I am writing to ask you to please step in – the SCAR Project has received multiple warnings about content. At this point, the photographer, David Jay, has decided to remove the photographs rather than risk the page being shut down. I truly believe, Mark, you must know someone who has been affected by breast cancer. I believe the days of anyone not knowing someone changed by breast cancer are long gone. Think of the person you know, maybe it is a relative, maybe a friend – consider how it must feel – having to cut off a body part, a body part society tells us is the most important part of being a woman. Imagine the isolation, the fear, the grief, the anger…all of these emotions and feeling as if you are all alone. The SCAR Project has changed this – the SCAR Project has allowed these women to see their strength, to find their beauty in this strength. In order for the SCAR Project to continue helping these women, the photographs need to be available.

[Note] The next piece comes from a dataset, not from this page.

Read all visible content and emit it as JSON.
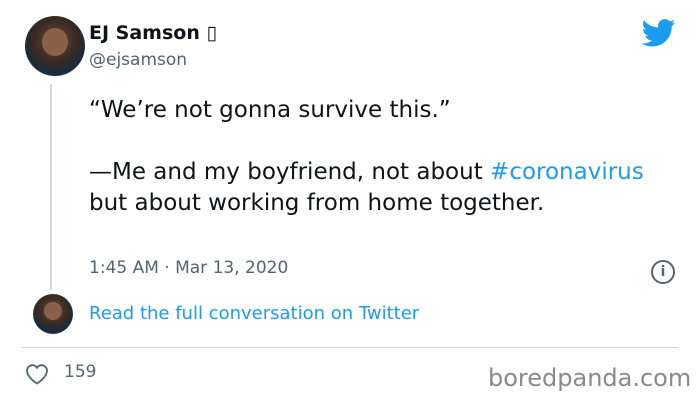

Facebook has the opportunity to help change the world in a positive way – by allowing the SCAR Project to have an open forum to continue reaching men and women around the world. Please, take a moment to look the SCAR Project’s Facebook page – read the comments. There is no denying the power and impact it is having on the many who view the photographs. Take a look at the SCAR Project’s website to see the actual photographs – there is nothing sexual. It is simply showing the world that breast cancer is, and always has been, so much more than a pink ribbon.
Thank you for your time and consideration~